North American critics and viewers have called It’s Always Sunny in Philadelphia “Seinfeld on crack.”
The show follows the exploits of “the gang” – Charlie (Charlie Day), Mac (Rob McElhenney), Dennis (Glenn Howerton), Dee (Kaitlin Olson) and Frank (Danny DeVito). They own Paddy’s Pub in a rundown section of Philadelphia, and rather than drawing in a crowd, they spend most of their time drinking their supplies and cooking up get-rich-quick schemes.
From incestual relations to underage drinking to dumpster babies, no subject seems too taboo for the crew. The gang can be surprisingly topical, too, covering the recession in season five and animal rights in season six, but in their own hilarious, morally skewed way.
I first saw mention of this show in the Arrested Development forums on The Internet Movie Database. The two shows share similarities, being filmed in a mock-documentary (mockumentary) style with heavily dialog-driven scenes, subtle puns, and self-referential style.
From the very first episode, I was hooked. Each episode follows the same format: a cold open where the gang sets the stage with a scheme, at which point a text card chimes in (along with a light-stringed musical theme) with titles like The Gang Exploits a Miracle, Mac Bangs Dennis’ Mom, Dennis and Dee Go on Welfare, and a personal favourite of mine, Underage Drinking: A National Concern.
During the latter episode mentioned, the gang forgets to card high school kids at the door. Rather than simply righting this wrong and doing their jobs, they decide that it’s best to provide a safe haven for the kids in which to “experiment.” All the while, the gang ends up regressing to their high school selves, as they see opportunities to be popular with the “in” crowd, even though they’re now late 20-somethings. As Charlie (my favourite character) states in this episode, “This isn’t a morality contest.” That sentiment may very well sum up the show as a whole.

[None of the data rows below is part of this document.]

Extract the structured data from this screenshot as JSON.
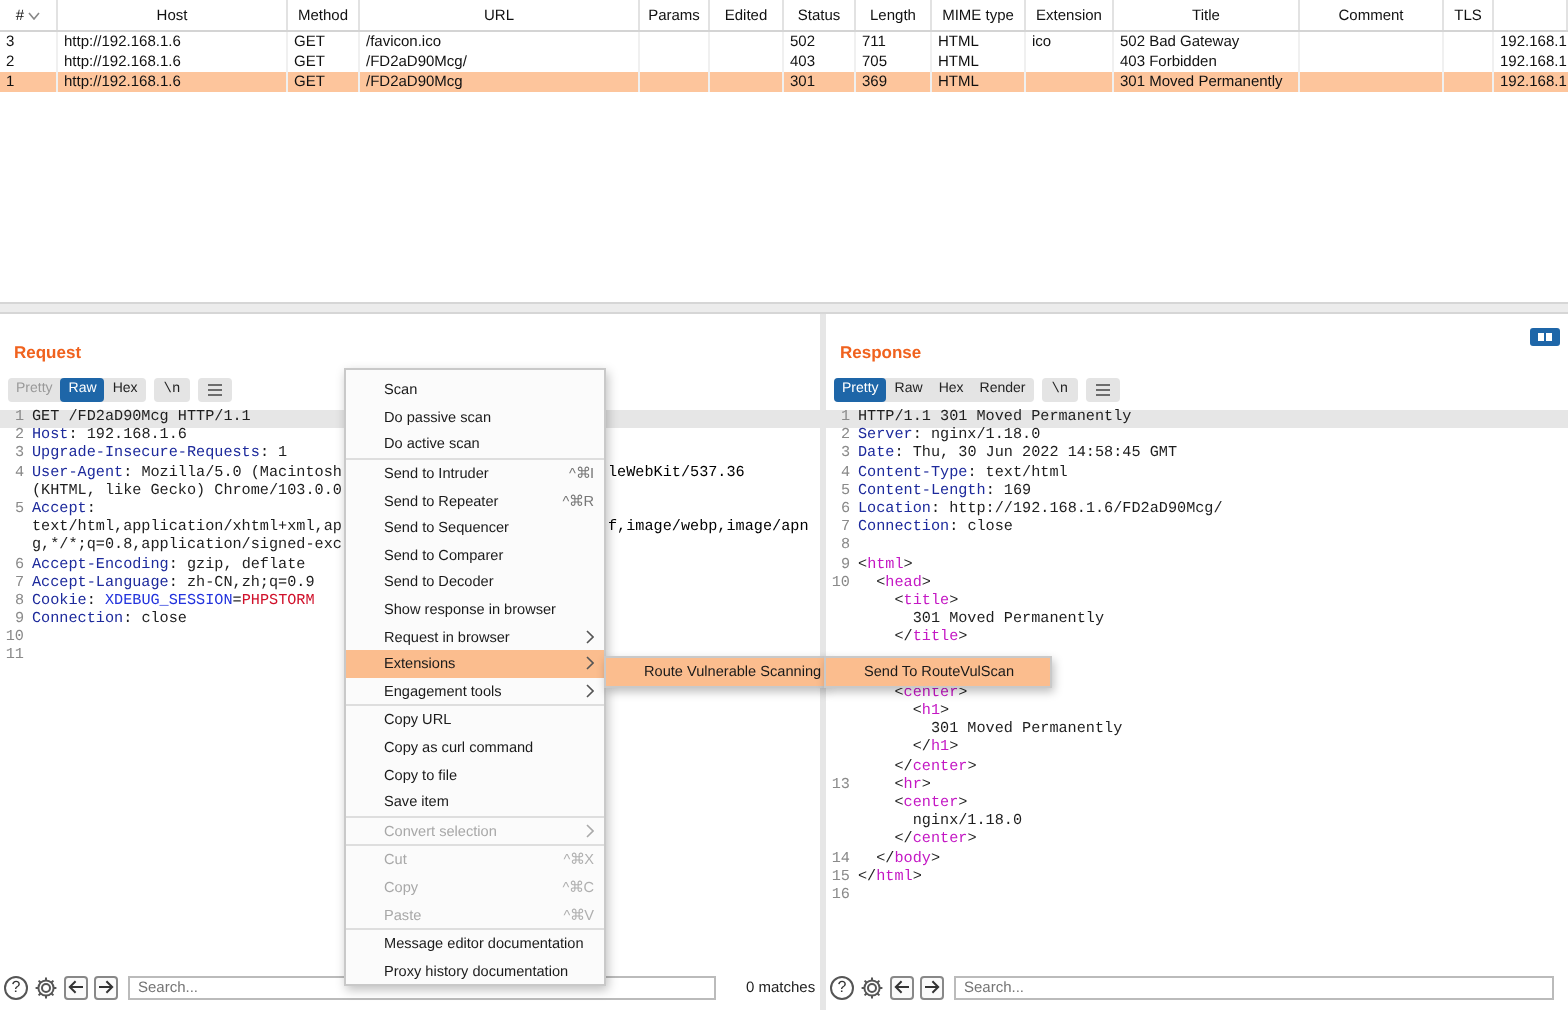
{
  "table": {
    "columns": [
      "#",
      "Host",
      "Method",
      "URL",
      "Params",
      "Edited",
      "Status",
      "Length",
      "MIME type",
      "Extension",
      "Title",
      "Comment",
      "TLS"
    ],
    "rows": [
      {
        "number": "3",
        "host": "http://192.168.1.6",
        "method": "GET",
        "url": "/favicon.ico",
        "status": "502",
        "length": "711",
        "mime_type": "HTML",
        "extension": "ico",
        "title": "502 Bad Gateway",
        "column_14": "192.168.1.",
        "selected": false
      },
      {
        "number": "2",
        "host": "http://192.168.1.6",
        "method": "GET",
        "url": "/FD2aD90Mcg/",
        "status": "403",
        "length": "705",
        "mime_type": "HTML",
        "title": "403 Forbidden",
        "column_14": "192.168.1.",
        "selected": false
      },
      {
        "number": "1",
        "host": "http://192.168.1.6",
        "method": "GET",
        "url": "/FD2aD90Mcg",
        "status": "301",
        "length": "369",
        "mime_type": "HTML",
        "title": "301 Moved Permanently",
        "column_14": "192.168.1.",
        "selected": true
      }
    ]
  },
  "request": {
    "title": "Request",
    "view_tabs": [
      {
        "label": "Pretty",
        "selected": false,
        "disabled": true
      },
      {
        "label": "Raw",
        "selected": true,
        "disabled": false
      },
      {
        "label": "Hex",
        "selected": false,
        "disabled": false
      }
    ],
    "newline_toggle": "\\n",
    "lines": [
      {
        "number": "1",
        "highlighted": true,
        "parts": [
          {
            "text": "GET /FD2aD90Mcg HTTP/1.1",
            "kind": "plain"
          }
        ]
      },
      {
        "number": "2",
        "highlighted": false,
        "parts": [
          {
            "text": "Host",
            "kind": "key"
          },
          {
            "text": ": 192.168.1.6",
            "kind": "plain"
          }
        ]
      },
      {
        "number": "3",
        "highlighted": false,
        "parts": [
          {
            "text": "Upgrade-Insecure-Requests",
            "kind": "key"
          },
          {
            "text": ": 1",
            "kind": "plain"
          }
        ]
      },
      {
        "number": "4",
        "highlighted": false,
        "parts": [
          {
            "text": "User-Agent",
            "kind": "key"
          },
          {
            "text": ": Mozilla/5.0 (Macintosh",
            "kind": "plain"
          }
        ],
        "after_menu": "leWebKit/537.36"
      },
      {
        "highlighted": false,
        "parts": [
          {
            "text": "(KHTML, like Gecko) Chrome/103.0.0",
            "kind": "plain"
          }
        ]
      },
      {
        "number": "5",
        "highlighted": false,
        "parts": [
          {
            "text": "Accept",
            "kind": "key"
          },
          {
            "text": ":",
            "kind": "plain"
          }
        ]
      },
      {
        "highlighted": false,
        "parts": [
          {
            "text": "text/html,application/xhtml+xml,ap",
            "kind": "plain"
          }
        ],
        "after_menu": "f,image/webp,image/apn"
      },
      {
        "highlighted": false,
        "parts": [
          {
            "text": "g,*/*;q=0.8,application/signed-exc",
            "kind": "plain"
          }
        ]
      },
      {
        "number": "6",
        "highlighted": false,
        "parts": [
          {
            "text": "Accept-Encoding",
            "kind": "key"
          },
          {
            "text": ": gzip, deflate",
            "kind": "plain"
          }
        ]
      },
      {
        "number": "7",
        "highlighted": false,
        "parts": [
          {
            "text": "Accept-Language",
            "kind": "key"
          },
          {
            "text": ": zh-CN,zh;q=0.9",
            "kind": "plain"
          }
        ]
      },
      {
        "number": "8",
        "highlighted": false,
        "parts": [
          {
            "text": "Cookie",
            "kind": "key"
          },
          {
            "text": ": ",
            "kind": "plain"
          },
          {
            "text": "XDEBUG_SESSION",
            "kind": "cookie_name"
          },
          {
            "text": "=",
            "kind": "plain"
          },
          {
            "text": "PHPSTORM",
            "kind": "cookie_value"
          }
        ]
      },
      {
        "number": "9",
        "highlighted": false,
        "parts": [
          {
            "text": "Connection",
            "kind": "key"
          },
          {
            "text": ": close",
            "kind": "plain"
          }
        ]
      },
      {
        "number": "10",
        "highlighted": false
      },
      {
        "number": "11",
        "highlighted": false
      }
    ],
    "help": "?",
    "search": {
      "placeholder": "Search..."
    },
    "matches": "0 matches"
  },
  "response": {
    "title": "Response",
    "view_tabs": [
      {
        "label": "Pretty",
        "selected": true,
        "disabled": false
      },
      {
        "label": "Raw",
        "selected": false,
        "disabled": false
      },
      {
        "label": "Hex",
        "selected": false,
        "disabled": false
      },
      {
        "label": "Render",
        "selected": false,
        "disabled": false
      }
    ],
    "newline_toggle": "\\n",
    "lines": [
      {
        "number": "1",
        "highlighted": true,
        "parts": [
          {
            "text": "HTTP/1.1 301 Moved Permanently",
            "kind": "plain"
          }
        ]
      },
      {
        "number": "2",
        "highlighted": false,
        "parts": [
          {
            "text": "Server",
            "kind": "key"
          },
          {
            "text": ": nginx/1.18.0",
            "kind": "plain"
          }
        ]
      },
      {
        "number": "3",
        "highlighted": false,
        "parts": [
          {
            "text": "Date",
            "kind": "key"
          },
          {
            "text": ": Thu, 30 Jun 2022 14:58:45 GMT",
            "kind": "plain"
          }
        ]
      },
      {
        "number": "4",
        "highlighted": false,
        "parts": [
          {
            "text": "Content-Type",
            "kind": "key"
          },
          {
            "text": ": text/html",
            "kind": "plain"
          }
        ]
      },
      {
        "number": "5",
        "highlighted": false,
        "parts": [
          {
            "text": "Content-Length",
            "kind": "key"
          },
          {
            "text": ": 169",
            "kind": "plain"
          }
        ]
      },
      {
        "number": "6",
        "highlighted": false,
        "parts": [
          {
            "text": "Location",
            "kind": "key"
          },
          {
            "text": ": http://192.168.1.6/FD2aD90Mcg/",
            "kind": "plain"
          }
        ]
      },
      {
        "number": "7",
        "highlighted": false,
        "parts": [
          {
            "text": "Connection",
            "kind": "key"
          },
          {
            "text": ": close",
            "kind": "plain"
          }
        ]
      },
      {
        "number": "8",
        "highlighted": false
      },
      {
        "number": "9",
        "highlighted": false,
        "parts": [
          {
            "text": "<",
            "kind": "punct"
          },
          {
            "text": "html",
            "kind": "tag"
          },
          {
            "text": ">",
            "kind": "punct"
          }
        ]
      },
      {
        "number": "10",
        "highlighted": false,
        "parts": [
          {
            "text": "  <",
            "kind": "punct"
          },
          {
            "text": "head",
            "kind": "tag"
          },
          {
            "text": ">",
            "kind": "punct"
          }
        ]
      },
      {
        "highlighted": false,
        "parts": [
          {
            "text": "    <",
            "kind": "punct"
          },
          {
            "text": "title",
            "kind": "tag"
          },
          {
            "text": ">",
            "kind": "punct"
          }
        ]
      },
      {
        "highlighted": false,
        "parts": [
          {
            "text": "      301 Moved Permanently",
            "kind": "plain"
          }
        ]
      },
      {
        "highlighted": false,
        "parts": [
          {
            "text": "    </",
            "kind": "punct"
          },
          {
            "text": "title",
            "kind": "tag"
          },
          {
            "text": ">",
            "kind": "punct"
          }
        ]
      },
      {
        "highlighted": false
      },
      {
        "highlighted": false
      },
      {
        "highlighted": false,
        "parts": [
          {
            "text": "    <",
            "kind": "punct"
          },
          {
            "text": "center",
            "kind": "tag"
          },
          {
            "text": ">",
            "kind": "punct"
          }
        ]
      },
      {
        "highlighted": false,
        "parts": [
          {
            "text": "      <",
            "kind": "punct"
          },
          {
            "text": "h1",
            "kind": "tag"
          },
          {
            "text": ">",
            "kind": "punct"
          }
        ]
      },
      {
        "highlighted": false,
        "parts": [
          {
            "text": "        301 Moved Permanently",
            "kind": "plain"
          }
        ]
      },
      {
        "highlighted": false,
        "parts": [
          {
            "text": "      </",
            "kind": "punct"
          },
          {
            "text": "h1",
            "kind": "tag"
          },
          {
            "text": ">",
            "kind": "punct"
          }
        ]
      },
      {
        "highlighted": false,
        "parts": [
          {
            "text": "    </",
            "kind": "punct"
          },
          {
            "text": "center",
            "kind": "tag"
          },
          {
            "text": ">",
            "kind": "punct"
          }
        ]
      },
      {
        "number": "13",
        "highlighted": false,
        "parts": [
          {
            "text": "    <",
            "kind": "punct"
          },
          {
            "text": "hr",
            "kind": "tag"
          },
          {
            "text": ">",
            "kind": "punct"
          }
        ]
      },
      {
        "highlighted": false,
        "parts": [
          {
            "text": "    <",
            "kind": "punct"
          },
          {
            "text": "center",
            "kind": "tag"
          },
          {
            "text": ">",
            "kind": "punct"
          }
        ]
      },
      {
        "highlighted": false,
        "parts": [
          {
            "text": "      nginx/1.18.0",
            "kind": "plain"
          }
        ]
      },
      {
        "highlighted": false,
        "parts": [
          {
            "text": "    </",
            "kind": "punct"
          },
          {
            "text": "center",
            "kind": "tag"
          },
          {
            "text": ">",
            "kind": "punct"
          }
        ]
      },
      {
        "number": "14",
        "highlighted": false,
        "parts": [
          {
            "text": "  </",
            "kind": "punct"
          },
          {
            "text": "body",
            "kind": "tag"
          },
          {
            "text": ">",
            "kind": "punct"
          }
        ]
      },
      {
        "number": "15",
        "highlighted": false,
        "parts": [
          {
            "text": "</",
            "kind": "punct"
          },
          {
            "text": "html",
            "kind": "tag"
          },
          {
            "text": ">",
            "kind": "punct"
          }
        ]
      },
      {
        "number": "16",
        "highlighted": false
      }
    ],
    "help": "?",
    "search": {
      "placeholder": "Search..."
    }
  },
  "context_menu": {
    "groups": [
      [
        {
          "label": "Scan",
          "selected": false,
          "disabled": false,
          "has_submenu": false
        },
        {
          "label": "Do passive scan",
          "selected": false,
          "disabled": false,
          "has_submenu": false
        },
        {
          "label": "Do active scan",
          "selected": false,
          "disabled": false,
          "has_submenu": false
        }
      ],
      [
        {
          "label": "Send to Intruder",
          "shortcut": "^⌘I",
          "selected": false,
          "disabled": false,
          "has_submenu": false
        },
        {
          "label": "Send to Repeater",
          "shortcut": "^⌘R",
          "selected": false,
          "disabled": false,
          "has_submenu": false
        },
        {
          "label": "Send to Sequencer",
          "selected": false,
          "disabled": false,
          "has_submenu": false
        },
        {
          "label": "Send to Comparer",
          "selected": false,
          "disabled": false,
          "has_submenu": false
        },
        {
          "label": "Send to Decoder",
          "selected": false,
          "disabled": false,
          "has_submenu": false
        },
        {
          "label": "Show response in browser",
          "selected": false,
          "disabled": false,
          "has_submenu": false
        },
        {
          "label": "Request in browser",
          "selected": false,
          "disabled": false,
          "has_submenu": true
        },
        {
          "label": "Extensions",
          "selected": true,
          "disabled": false,
          "has_submenu": true
        },
        {
          "label": "Engagement tools",
          "selected": false,
          "disabled": false,
          "has_submenu": true
        }
      ],
      [
        {
          "label": "Copy URL",
          "selected": false,
          "disabled": false,
          "has_submenu": false
        },
        {
          "label": "Copy as curl command",
          "selected": false,
          "disabled": false,
          "has_submenu": false
        },
        {
          "label": "Copy to file",
          "selected": false,
          "disabled": false,
          "has_submenu": false
        },
        {
          "label": "Save item",
          "selected": false,
          "disabled": false,
          "has_submenu": false
        }
      ],
      [
        {
          "label": "Convert selection",
          "selected": false,
          "disabled": true,
          "has_submenu": true
        }
      ],
      [
        {
          "label": "Cut",
          "shortcut": "^⌘X",
          "selected": false,
          "disabled": true,
          "has_submenu": false
        },
        {
          "label": "Copy",
          "shortcut": "^⌘C",
          "selected": false,
          "disabled": true,
          "has_submenu": false
        },
        {
          "label": "Paste",
          "shortcut": "^⌘V",
          "selected": false,
          "disabled": true,
          "has_submenu": false
        }
      ],
      [
        {
          "label": "Message editor documentation",
          "selected": false,
          "disabled": false,
          "has_submenu": false
        },
        {
          "label": "Proxy history documentation",
          "selected": false,
          "disabled": false,
          "has_submenu": false
        }
      ]
    ]
  },
  "extensions_submenu": {
    "groups": [
      [
        {
          "label": "Route Vulnerable Scanning",
          "selected": true,
          "disabled": false,
          "has_submenu": true
        }
      ]
    ]
  },
  "scanning_submenu": {
    "groups": [
      [
        {
          "label": "Send To RouteVulScan",
          "selected": true,
          "disabled": false,
          "has_submenu": false
        }
      ]
    ]
  }
}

Though Sunny has a strong ensemble cast as a whole, Charlie is arguably the strongest. He’s illiterate and a few shades shy of being homeless; one minute he can be surprisingly insightful, the next he spouts phrases like “monkeys are nature’s human.” He produces epically ridiculous songs: one is Nightman, which turns into Dayman, which inspires a screenplay called The Nightman Cometh. It is his polar jumps from being a moron to being brilliant that keep me coming back for more.

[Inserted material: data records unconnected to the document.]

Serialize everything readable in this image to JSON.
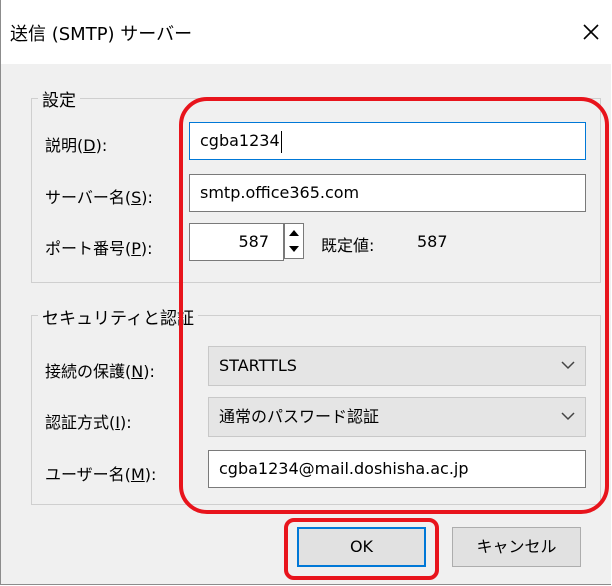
{
  "dialog": {
    "title": "送信 (SMTP) サーバー",
    "close_glyph": "✕"
  },
  "settings": {
    "group_label": "設定",
    "description": {
      "label_pre": "説明(",
      "label_key": "D",
      "label_post": "):",
      "value": "cgba1234"
    },
    "server": {
      "label_pre": "サーバー名(",
      "label_key": "S",
      "label_post": "):",
      "value": "smtp.office365.com"
    },
    "port": {
      "label_pre": "ポート番号(",
      "label_key": "P",
      "label_post": "):",
      "value": "587",
      "default_label": "既定値:",
      "default_value": "587"
    }
  },
  "security": {
    "group_label": "セキュリティと認証",
    "connection": {
      "label_pre": "接続の保護(",
      "label_key": "N",
      "label_post": "):",
      "value": "STARTTLS"
    },
    "auth": {
      "label_pre": "認証方式(",
      "label_key": "I",
      "label_post": "):",
      "value": "通常のパスワード認証"
    },
    "username": {
      "label_pre": "ユーザー名(",
      "label_key": "M",
      "label_post": "):",
      "value": "cgba1234@mail.doshisha.ac.jp"
    }
  },
  "buttons": {
    "ok": "OK",
    "cancel": "キャンセル"
  },
  "colors": {
    "highlight_red": "#e8141c",
    "focus_blue": "#0078d7",
    "dialog_bg": "#f0f0f0"
  }
}
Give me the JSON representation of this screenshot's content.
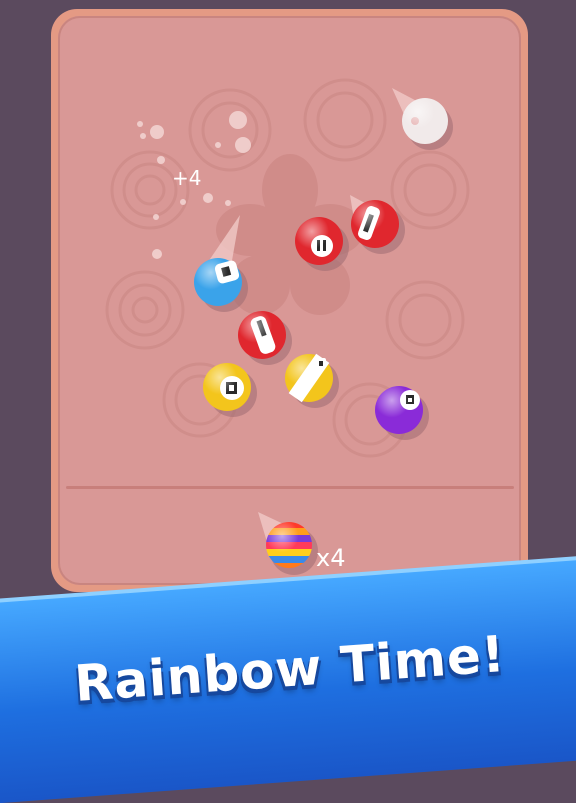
{
  "game": {
    "score_popup": "+4",
    "multiplier_label": "x4",
    "banner_text": "Rainbow Time!"
  },
  "balls": [
    {
      "id": "cue",
      "color": "#f1eaea",
      "stripe": false,
      "number": ""
    },
    {
      "id": "red-2",
      "color": "#e0272e",
      "stripe": false,
      "number": "11"
    },
    {
      "id": "red-1",
      "color": "#e0272e",
      "stripe": false,
      "number": "1"
    },
    {
      "id": "blue",
      "color": "#3aa3ea",
      "stripe": false,
      "number": "10"
    },
    {
      "id": "red-3",
      "color": "#e0272e",
      "stripe": false,
      "number": "11"
    },
    {
      "id": "yellow-1",
      "color": "#f3c51c",
      "stripe": false,
      "number": "9"
    },
    {
      "id": "yellow-2",
      "color": "#f3c51c",
      "stripe": true,
      "number": "1"
    },
    {
      "id": "purple",
      "color": "#8a2bd8",
      "stripe": false,
      "number": "4"
    },
    {
      "id": "rainbow",
      "color": "#ff5a2a",
      "stripe": true,
      "number": ""
    }
  ],
  "colors": {
    "background": "#5b4a5e",
    "board_border": "#e49a84",
    "board_fill": "#d99896",
    "banner_blue": "#1e6fe0"
  }
}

Do yourself a favour and give this show a try. If you’re a fan of laugh-track-free comedy, fairly clever writing, and you’re not easily offended, this will suit your palate, not unlike Charlie’s favourite dish: “milk steak, boiled over hard, and your finest jelly beans…raw.”
It’s Always Sunny in Philadelphia has spanned six seasons and a Christmas special, with a seventh season to follow in fall 2011. Catch the show on Comedy Central or order the DVDs on Amazon.